Consumer needs will greatly influence technology, media and telecommunications (TMT) trends this year, a recent report by professional services firm Deloitte reveals.
The 2007 edition of Deloitte’s Technology, Media and Telecommunications Predictions says influence will shift from manufacturers and content providers to consumers.
This shift means companies will have to be more attuned to marketplace trends and rethink current business models, says John Ruffolo, national leader for Deloitte’s TMT group in Toronto.
In the late 1990s, R&D groups within tech companies, in particular, developed and released products with the hope consumers would adopt them, says Ruffolo. “It was an inward-outward development of a product.”
He says that model has changed significantly.
Today, he says, we’re witnessing a “melding together” of the market research and R&D functions. Consumer behaviour is studied and technology developed to respond to these behaviour patterns.
Deloitte’s annual survey polled more than 5,000 Deloitte TMT partners, directors and senior managers, and clients and analysts from around the world.
It offers 30 global predictions for the TMT industry. The following are the top 10 trends for Canada:
• Green technology: Technology companies will need to design products and services that respond to mounting environmental concerns.
• Biometrics: Biometric-based security will provide added security, especially given its increasing affordability, the rising performance of processors and digital storage, and growing public interest.
• Power scavenging: Instead of using disposable and rechargeable dry cell batteries, consumers will use sources such as sunlight, temperature changes, vibration, motion, sounds and pressure.
• Analogue and digital media: Tapping into new media’s potential will continue, however, proper research of comparable statistics is cautioned.
• Virtuanomics: Don’t let the booming business of virtual fantasy worlds fool you. The market is limited, and besides, tax authorities will soon take an interest.
• Digital user-generated content: Interest in digital user-generated content will remain. However, media companies will soon latch on to these online channels as powerful new promotional vehicles and talent searches.
• Participation in television: Even more money can be made from participating in television programs – given technological advances such as broadband infiltration, widespread ownership of mobile phones, and the increasing ability of service providers to handle thousands of simultaneous calls and text messages.
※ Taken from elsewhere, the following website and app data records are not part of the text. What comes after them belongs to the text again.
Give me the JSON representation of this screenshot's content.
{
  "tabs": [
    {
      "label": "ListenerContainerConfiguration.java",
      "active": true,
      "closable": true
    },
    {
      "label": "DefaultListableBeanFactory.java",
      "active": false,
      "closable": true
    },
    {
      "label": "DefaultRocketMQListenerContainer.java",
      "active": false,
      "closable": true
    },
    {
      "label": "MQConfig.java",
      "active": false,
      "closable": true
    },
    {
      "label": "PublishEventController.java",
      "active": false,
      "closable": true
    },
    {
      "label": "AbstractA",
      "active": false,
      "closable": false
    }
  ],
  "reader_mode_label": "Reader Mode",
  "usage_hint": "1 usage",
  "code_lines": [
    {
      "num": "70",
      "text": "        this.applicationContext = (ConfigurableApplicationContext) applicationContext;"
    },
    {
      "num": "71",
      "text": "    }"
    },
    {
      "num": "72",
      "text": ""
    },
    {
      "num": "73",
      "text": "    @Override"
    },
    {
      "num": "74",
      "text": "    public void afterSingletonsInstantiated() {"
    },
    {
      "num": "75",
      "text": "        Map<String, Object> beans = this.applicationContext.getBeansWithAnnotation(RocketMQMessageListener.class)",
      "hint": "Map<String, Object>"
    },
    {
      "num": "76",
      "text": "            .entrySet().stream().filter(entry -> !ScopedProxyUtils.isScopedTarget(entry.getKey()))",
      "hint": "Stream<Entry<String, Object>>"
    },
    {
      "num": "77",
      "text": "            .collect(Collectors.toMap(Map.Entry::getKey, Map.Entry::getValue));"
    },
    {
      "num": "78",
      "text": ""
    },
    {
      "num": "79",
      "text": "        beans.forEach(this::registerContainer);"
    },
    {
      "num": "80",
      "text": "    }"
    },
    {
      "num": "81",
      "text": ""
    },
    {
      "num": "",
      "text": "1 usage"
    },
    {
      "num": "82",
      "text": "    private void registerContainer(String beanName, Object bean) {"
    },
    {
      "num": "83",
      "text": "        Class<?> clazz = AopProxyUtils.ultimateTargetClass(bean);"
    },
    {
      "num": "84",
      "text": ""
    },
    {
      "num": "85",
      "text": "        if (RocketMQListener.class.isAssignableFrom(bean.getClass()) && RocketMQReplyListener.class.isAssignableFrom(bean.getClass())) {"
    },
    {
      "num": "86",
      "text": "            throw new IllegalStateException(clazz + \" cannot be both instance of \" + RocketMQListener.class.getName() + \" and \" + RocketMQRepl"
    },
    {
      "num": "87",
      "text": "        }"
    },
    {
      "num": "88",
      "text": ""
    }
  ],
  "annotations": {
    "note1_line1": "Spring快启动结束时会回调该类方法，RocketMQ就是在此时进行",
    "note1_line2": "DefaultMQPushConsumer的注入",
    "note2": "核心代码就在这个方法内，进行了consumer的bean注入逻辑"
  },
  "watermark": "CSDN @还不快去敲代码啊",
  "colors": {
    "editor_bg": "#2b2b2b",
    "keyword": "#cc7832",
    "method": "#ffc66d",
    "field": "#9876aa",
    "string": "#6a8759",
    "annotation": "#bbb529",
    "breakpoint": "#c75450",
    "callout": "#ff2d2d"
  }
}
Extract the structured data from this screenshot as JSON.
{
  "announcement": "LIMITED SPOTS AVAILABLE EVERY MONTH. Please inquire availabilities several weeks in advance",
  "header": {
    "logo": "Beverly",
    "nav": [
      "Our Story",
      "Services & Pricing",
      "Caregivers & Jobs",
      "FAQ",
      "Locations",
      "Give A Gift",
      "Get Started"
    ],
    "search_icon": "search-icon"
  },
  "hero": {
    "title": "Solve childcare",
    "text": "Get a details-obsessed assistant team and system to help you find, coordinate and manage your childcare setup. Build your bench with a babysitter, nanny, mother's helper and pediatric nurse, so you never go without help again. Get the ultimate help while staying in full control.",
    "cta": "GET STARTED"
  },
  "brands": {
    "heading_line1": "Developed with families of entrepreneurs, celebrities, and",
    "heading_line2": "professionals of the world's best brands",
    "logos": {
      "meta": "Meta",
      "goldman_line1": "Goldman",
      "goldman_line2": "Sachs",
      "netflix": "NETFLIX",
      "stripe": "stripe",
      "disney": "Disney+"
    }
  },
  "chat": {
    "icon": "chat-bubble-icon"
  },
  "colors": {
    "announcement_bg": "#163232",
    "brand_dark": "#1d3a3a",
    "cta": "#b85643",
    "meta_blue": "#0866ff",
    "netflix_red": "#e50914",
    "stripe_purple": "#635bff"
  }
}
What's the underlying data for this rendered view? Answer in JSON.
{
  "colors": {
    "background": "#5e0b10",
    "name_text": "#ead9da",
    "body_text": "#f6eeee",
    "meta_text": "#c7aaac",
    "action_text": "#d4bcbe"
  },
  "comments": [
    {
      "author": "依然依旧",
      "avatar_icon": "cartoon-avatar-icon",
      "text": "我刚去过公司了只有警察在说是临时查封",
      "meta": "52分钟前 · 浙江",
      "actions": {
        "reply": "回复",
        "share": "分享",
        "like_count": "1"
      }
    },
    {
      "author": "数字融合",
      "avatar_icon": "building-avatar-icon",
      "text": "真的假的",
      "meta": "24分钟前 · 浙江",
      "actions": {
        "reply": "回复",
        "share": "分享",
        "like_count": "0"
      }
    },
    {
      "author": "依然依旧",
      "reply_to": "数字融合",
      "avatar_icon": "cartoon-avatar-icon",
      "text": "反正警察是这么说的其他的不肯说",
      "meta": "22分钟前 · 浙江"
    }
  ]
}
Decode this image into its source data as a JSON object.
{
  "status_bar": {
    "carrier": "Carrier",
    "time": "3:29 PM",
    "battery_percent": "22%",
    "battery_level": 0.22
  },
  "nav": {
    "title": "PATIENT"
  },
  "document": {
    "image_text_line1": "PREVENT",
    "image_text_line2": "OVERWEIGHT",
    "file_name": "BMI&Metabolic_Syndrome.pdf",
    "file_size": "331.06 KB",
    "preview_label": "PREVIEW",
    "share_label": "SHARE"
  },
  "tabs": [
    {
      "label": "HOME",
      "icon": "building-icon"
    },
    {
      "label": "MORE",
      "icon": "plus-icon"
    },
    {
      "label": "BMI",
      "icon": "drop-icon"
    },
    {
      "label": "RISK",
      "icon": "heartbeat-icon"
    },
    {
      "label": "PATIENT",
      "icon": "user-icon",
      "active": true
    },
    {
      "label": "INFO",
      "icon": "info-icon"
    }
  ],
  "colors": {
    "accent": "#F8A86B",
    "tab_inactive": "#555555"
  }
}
• Net neutrality: The debate over net neutrality will grow and become global. However the economics of Internet access will have to change so network operators and ISPs can continue to invest in Web infrastructure.
• Mobile TV: Consumers haven’t yet caught on to the idea of watching television on their mobile phones, therefore, mobile television services still won’t make a big splash.
• Mobile phones: Mobile phones will take over from traditional fixed services in homes and offices. Service providers will need to provide reliable in-building service and expand urban capacity to handle call volumes.